The Dayton Police Department wrote 170 citations and levied 68 charges over a nearly two-week recently as part of the Tennessee Highway Safety Office’s “Booze It and Lose It” campaign.
Dayton Police Department Traffic Sgt. Eric Ewton said that the department was awarded a $10,000 grant and used a portion of those funds for the campaign and was able to pay for overtime for officers from Aug. 16 to Sept. 3.
“The grant pays for us to get more officers out at night and on the weekend,” Ewton said. “Their sole job during this period was to enforce traffic laws.”
Ewton said that seven officers offered to work overtime during the campaign and worked a shift beginning at 5 p.m. and ending at 2 a.m.
“Any officer could come out and work that shift, and we had guys out nearly every night,” Ewton said, adding that 149 overtime hours were worked during the nearly two-week time period.
According to statistics provided by the Dayton Police Department, during the “Booze It and Lose It” campaign, the department issued 50 citations for speeding, 19 for seatbelt violations, 17 for failure to stop at a red light or stop sign and 23 for not having vehicle insurance.
Ewton said that 40 people were arrested, with a total of 68 criminal charges alleged, including six for driving under the influence of an intoxicant [DUI] , 12 for public intoxication, 12 for driving on a revoked or suspended license, three for drug possession and six for possession of drug paraphernalia.
Throughout all of 2018, Ewton said the department made 36 DUI arrests, and so far in 2019, the department has made the same number of DUI arrests.
“September will probably push us to 40 DUI arrests,” Ewton said. “That’s something we’re focusing on. We’re out there more, watching for drivers who might be intoxicated. We like people to know we’re doing our best to keep roadways safe.”
Additionally, Ewton said the department has so far issued 20 citations to drivers who allegedly failed to comply with the state’s new hands-free cell phone law.

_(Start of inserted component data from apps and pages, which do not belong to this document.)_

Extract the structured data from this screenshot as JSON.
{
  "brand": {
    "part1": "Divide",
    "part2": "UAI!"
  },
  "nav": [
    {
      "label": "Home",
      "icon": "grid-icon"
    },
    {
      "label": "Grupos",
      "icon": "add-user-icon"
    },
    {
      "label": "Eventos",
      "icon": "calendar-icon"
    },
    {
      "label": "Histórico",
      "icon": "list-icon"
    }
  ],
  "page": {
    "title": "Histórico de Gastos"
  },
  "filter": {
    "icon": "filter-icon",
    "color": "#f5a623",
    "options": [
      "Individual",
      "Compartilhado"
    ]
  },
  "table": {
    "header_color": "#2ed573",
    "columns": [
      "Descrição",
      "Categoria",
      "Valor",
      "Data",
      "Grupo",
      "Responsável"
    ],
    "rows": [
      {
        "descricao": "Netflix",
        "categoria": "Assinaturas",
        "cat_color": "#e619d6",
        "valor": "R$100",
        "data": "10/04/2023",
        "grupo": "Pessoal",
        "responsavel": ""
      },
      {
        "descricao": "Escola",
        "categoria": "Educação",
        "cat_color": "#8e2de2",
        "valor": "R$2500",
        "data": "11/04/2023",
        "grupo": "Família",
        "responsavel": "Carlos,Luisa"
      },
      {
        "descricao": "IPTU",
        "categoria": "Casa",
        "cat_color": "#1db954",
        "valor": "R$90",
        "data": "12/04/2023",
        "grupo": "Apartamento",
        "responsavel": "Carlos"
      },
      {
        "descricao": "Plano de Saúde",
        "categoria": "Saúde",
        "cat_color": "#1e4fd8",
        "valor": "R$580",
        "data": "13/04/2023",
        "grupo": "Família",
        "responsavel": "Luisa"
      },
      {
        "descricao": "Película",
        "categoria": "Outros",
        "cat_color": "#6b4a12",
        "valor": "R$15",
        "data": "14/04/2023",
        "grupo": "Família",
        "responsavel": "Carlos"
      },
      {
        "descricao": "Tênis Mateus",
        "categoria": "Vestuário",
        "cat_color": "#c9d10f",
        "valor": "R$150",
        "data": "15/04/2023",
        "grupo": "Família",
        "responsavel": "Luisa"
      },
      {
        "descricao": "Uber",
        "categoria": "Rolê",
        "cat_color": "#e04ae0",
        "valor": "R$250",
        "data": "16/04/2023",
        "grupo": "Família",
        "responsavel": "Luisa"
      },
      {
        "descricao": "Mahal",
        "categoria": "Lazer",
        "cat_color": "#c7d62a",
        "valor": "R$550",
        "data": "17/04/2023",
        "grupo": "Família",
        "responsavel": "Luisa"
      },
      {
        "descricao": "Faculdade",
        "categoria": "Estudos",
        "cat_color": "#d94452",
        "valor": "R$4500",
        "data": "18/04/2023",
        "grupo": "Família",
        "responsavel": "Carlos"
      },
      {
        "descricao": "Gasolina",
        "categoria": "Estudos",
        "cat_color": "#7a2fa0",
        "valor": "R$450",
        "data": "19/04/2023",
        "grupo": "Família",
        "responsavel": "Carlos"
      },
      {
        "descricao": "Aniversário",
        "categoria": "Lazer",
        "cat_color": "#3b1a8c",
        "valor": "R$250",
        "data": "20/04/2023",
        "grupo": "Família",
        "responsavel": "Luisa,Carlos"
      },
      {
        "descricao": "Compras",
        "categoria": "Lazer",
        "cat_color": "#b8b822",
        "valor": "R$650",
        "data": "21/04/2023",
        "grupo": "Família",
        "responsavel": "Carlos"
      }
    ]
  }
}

Specifically, the law states that a driver may not hold a cell phone or mobile device with any part of the body; write, send or read any text-based communication; reach for a cell phone or mobile device in a manner that requires the driver to no longer be in a seated position or properly restrained by a seat belt; watch a video or movie on a cell phone or mobile device; or record or broadcast video on a cell phone mobile device.